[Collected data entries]
____

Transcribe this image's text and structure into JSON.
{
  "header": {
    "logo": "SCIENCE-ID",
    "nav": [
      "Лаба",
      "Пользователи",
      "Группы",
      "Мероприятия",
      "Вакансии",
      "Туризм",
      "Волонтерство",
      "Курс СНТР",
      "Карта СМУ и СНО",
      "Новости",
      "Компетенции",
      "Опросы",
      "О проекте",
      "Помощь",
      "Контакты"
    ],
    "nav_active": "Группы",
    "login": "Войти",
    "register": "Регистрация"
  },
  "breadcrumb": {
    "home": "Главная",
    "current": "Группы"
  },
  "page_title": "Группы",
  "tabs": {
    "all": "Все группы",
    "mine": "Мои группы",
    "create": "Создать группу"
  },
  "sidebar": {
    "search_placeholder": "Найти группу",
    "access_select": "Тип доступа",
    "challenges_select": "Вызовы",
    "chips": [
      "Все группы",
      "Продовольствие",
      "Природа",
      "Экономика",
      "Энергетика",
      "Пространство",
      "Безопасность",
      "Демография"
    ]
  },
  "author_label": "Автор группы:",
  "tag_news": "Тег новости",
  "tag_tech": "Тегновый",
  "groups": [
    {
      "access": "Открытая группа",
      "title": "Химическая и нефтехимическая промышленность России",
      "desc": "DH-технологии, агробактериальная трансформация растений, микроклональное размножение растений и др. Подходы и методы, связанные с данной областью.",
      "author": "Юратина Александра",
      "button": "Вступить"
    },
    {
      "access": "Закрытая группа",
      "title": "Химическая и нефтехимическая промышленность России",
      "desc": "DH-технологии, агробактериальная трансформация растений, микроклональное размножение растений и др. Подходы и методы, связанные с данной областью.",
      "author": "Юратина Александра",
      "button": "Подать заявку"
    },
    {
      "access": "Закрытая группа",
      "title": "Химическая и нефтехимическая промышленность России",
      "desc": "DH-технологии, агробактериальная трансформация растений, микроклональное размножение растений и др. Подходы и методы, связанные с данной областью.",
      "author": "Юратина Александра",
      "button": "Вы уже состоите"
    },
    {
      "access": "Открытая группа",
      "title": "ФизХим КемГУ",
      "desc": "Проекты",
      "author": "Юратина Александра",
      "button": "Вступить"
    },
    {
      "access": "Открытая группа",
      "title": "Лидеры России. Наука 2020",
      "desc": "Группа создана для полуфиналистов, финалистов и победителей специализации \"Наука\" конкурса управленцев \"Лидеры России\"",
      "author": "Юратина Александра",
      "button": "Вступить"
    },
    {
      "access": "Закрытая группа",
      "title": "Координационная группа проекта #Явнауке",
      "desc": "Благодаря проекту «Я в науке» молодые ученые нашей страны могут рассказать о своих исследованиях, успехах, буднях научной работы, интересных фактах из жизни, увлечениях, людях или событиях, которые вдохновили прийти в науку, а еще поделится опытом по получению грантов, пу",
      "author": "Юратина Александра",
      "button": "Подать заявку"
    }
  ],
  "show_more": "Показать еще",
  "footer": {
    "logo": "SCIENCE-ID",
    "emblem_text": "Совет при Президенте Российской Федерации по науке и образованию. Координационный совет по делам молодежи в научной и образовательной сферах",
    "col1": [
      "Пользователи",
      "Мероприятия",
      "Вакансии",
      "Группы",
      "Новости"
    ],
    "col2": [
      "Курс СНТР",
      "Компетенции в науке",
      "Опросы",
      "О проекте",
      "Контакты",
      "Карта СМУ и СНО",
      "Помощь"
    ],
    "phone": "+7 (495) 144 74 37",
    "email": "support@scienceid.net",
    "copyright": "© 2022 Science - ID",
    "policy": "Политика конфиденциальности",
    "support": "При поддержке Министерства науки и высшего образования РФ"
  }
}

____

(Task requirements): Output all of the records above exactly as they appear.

(Response for this exercise):
Transcribe this image's text and structure into JSON.
{
  "header": {
    "logo": "SCIENCE-ID",
    "nav": [
      "Лаба",
      "Пользователи",
      "Группы",
      "Мероприятия",
      "Вакансии",
      "Туризм",
      "Волонтерство",
      "Курс СНТР",
      "Карта СМУ и СНО",
      "Новости",
      "Компетенции",
      "Опросы",
      "О проекте",
      "Помощь",
      "Контакты"
    ],
    "nav_active": "Группы",
    "login": "Войти",
    "register": "Регистрация"
  },
  "breadcrumb": {
    "home": "Главная",
    "current": "Группы"
  },
  "page_title": "Группы",
  "tabs": {
    "all": "Все группы",
    "mine": "Мои группы",
    "create": "Создать группу"
  },
  "sidebar": {
    "search_placeholder": "Найти группу",
    "access_select": "Тип доступа",
    "challenges_select": "Вызовы",
    "chips": [
      "Все группы",
      "Продовольствие",
      "Природа",
      "Экономика",
      "Энергетика",
      "Пространство",
      "Безопасность",
      "Демография"
    ]
  },
  "author_label": "Автор группы:",
  "tag_news": "Тег новости",
  "tag_tech": "Тегновый",
  "groups": [
    {
      "access": "Открытая группа",
      "title": "Химическая и нефтехимическая промышленность России",
      "desc": "DH-технологии, агробактериальная трансформация растений, микроклональное размножение растений и др. Подходы и методы, связанные с данной областью.",
      "author": "Юратина Александра",
      "button": "Вступить"
    },
    {
      "access": "Закрытая группа",
      "title": "Химическая и нефтехимическая промышленность России",
      "desc": "DH-технологии, агробактериальная трансформация растений, микроклональное размножение растений и др. Подходы и методы, связанные с данной областью.",
      "author": "Юратина Александра",
      "button": "Подать заявку"
    },
    {
      "access": "Закрытая группа",
      "title": "Химическая и нефтехимическая промышленность России",
      "desc": "DH-технологии, агробактериальная трансформация растений, микроклональное размножение растений и др. Подходы и методы, связанные с данной областью.",
      "author": "Юратина Александра",
      "button": "Вы уже состоите"
    },
    {
      "access": "Открытая группа",
      "title": "ФизХим КемГУ",
      "desc": "Проекты",
      "author": "Юратина Александра",
      "button": "Вступить"
    },
    {
      "access": "Открытая группа",
      "title": "Лидеры России. Наука 2020",
      "desc": "Группа создана для полуфиналистов, финалистов и победителей специализации \"Наука\" конкурса управленцев \"Лидеры России\"",
      "author": "Юратина Александра",
      "button": "Вступить"
    },
    {
      "access": "Закрытая группа",
      "title": "Координационная группа проекта #Явнауке",
      "desc": "Благодаря проекту «Я в науке» молодые ученые нашей страны могут рассказать о своих исследованиях, успехах, буднях научной работы, интересных фактах из жизни, увлечениях, людях или событиях, которые вдохновили прийти в науку, а еще поделится опытом по получению грантов, пу",
      "author": "Юратина Александра",
      "button": "Подать заявку"
    }
  ],
  "show_more": "Показать еще",
  "footer": {
    "logo": "SCIENCE-ID",
    "emblem_text": "Совет при Президенте Российской Федерации по науке и образованию. Координационный совет по делам молодежи в научной и образовательной сферах",
    "col1": [
      "Пользователи",
      "Мероприятия",
      "Вакансии",
      "Группы",
      "Новости"
    ],
    "col2": [
      "Курс СНТР",
      "Компетенции в науке",
      "Опросы",
      "О проекте",
      "Контакты",
      "Карта СМУ и СНО",
      "Помощь"
    ],
    "phone": "+7 (495) 144 74 37",
    "email": "support@scienceid.net",
    "copyright": "© 2022 Science - ID",
    "policy": "Политика конфиденциальности",
    "support": "При поддержке Министерства науки и высшего образования РФ"
  }
}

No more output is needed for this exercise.